## [What you have to do]
Go through the listing beneath this task and return every line that carries the string "sách".
____
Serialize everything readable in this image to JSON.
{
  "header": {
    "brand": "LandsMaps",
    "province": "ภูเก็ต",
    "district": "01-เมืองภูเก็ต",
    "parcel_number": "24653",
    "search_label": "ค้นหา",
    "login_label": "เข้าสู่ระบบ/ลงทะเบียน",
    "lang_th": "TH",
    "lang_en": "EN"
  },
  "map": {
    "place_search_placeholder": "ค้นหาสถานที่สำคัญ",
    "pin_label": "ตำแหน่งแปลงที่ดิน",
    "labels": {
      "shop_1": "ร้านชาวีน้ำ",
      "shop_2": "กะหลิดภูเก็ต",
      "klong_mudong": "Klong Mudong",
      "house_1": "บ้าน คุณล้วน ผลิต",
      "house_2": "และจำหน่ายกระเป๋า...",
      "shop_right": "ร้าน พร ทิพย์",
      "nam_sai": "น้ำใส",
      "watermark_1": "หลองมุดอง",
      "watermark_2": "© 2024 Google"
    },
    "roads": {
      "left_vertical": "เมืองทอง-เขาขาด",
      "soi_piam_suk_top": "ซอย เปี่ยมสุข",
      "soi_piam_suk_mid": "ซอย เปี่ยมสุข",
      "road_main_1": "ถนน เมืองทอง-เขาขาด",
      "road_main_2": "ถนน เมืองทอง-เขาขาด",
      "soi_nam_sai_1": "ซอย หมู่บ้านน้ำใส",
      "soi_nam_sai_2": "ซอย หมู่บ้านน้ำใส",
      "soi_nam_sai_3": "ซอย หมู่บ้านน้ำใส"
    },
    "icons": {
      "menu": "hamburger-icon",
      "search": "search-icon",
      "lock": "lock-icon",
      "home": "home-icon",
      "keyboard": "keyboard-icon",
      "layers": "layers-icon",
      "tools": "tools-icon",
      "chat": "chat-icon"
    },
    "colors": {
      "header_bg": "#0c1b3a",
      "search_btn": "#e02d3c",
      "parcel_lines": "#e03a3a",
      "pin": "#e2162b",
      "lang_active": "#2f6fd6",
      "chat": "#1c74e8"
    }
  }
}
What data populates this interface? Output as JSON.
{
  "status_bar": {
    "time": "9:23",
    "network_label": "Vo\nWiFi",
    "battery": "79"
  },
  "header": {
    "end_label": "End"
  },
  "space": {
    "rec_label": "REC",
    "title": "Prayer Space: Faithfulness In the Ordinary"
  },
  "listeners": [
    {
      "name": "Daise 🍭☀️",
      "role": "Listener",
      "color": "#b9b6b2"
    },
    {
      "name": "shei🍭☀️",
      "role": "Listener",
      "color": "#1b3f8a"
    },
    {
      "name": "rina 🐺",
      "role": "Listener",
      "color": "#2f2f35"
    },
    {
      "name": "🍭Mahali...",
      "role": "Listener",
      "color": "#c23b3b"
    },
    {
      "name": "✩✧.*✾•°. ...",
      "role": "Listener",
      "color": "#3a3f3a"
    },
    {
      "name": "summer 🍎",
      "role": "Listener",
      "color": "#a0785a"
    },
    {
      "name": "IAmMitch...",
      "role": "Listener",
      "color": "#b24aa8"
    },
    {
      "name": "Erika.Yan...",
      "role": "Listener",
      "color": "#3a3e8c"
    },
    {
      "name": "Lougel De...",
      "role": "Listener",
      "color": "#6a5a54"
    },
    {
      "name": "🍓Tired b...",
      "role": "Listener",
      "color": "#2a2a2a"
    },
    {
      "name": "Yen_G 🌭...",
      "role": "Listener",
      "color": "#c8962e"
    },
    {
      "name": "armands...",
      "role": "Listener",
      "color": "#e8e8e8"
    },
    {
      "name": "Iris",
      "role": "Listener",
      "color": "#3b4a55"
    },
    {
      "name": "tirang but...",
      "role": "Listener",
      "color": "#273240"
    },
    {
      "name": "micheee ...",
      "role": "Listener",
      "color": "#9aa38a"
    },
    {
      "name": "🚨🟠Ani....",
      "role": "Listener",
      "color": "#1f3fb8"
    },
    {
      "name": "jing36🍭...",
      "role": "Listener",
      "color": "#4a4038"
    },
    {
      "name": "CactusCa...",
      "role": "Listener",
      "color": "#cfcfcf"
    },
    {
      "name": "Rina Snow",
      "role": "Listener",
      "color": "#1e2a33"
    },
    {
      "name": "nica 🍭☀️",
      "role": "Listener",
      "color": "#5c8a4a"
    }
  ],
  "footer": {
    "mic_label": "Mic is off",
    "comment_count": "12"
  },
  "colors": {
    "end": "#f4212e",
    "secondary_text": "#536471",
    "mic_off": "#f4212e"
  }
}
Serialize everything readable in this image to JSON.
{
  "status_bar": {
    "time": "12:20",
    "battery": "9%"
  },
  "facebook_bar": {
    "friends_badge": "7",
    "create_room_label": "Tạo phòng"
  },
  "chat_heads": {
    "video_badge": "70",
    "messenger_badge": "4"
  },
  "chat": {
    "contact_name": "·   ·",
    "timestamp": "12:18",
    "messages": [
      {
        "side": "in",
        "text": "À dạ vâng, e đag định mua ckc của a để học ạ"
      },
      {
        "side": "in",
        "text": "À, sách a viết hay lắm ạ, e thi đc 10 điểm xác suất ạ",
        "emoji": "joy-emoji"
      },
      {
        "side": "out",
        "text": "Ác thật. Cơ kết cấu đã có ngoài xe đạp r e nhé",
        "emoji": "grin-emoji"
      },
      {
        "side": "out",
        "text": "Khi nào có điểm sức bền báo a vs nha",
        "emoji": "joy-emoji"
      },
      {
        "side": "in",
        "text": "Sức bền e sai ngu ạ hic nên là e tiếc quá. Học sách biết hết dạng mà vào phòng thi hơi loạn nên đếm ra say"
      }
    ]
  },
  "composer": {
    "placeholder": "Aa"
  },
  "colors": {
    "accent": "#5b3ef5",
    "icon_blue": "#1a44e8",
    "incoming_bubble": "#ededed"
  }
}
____
## [Solution for this problem]
        "text": "À, sách a viết hay lắm ạ, e thi đc 10 điểm xác suất ạ",
        "text": "Sức bền e sai ngu ạ hic nên là e tiếc quá. Học sách biết hết dạng mà vào phòng thi hơi loạn nên đếm ra say"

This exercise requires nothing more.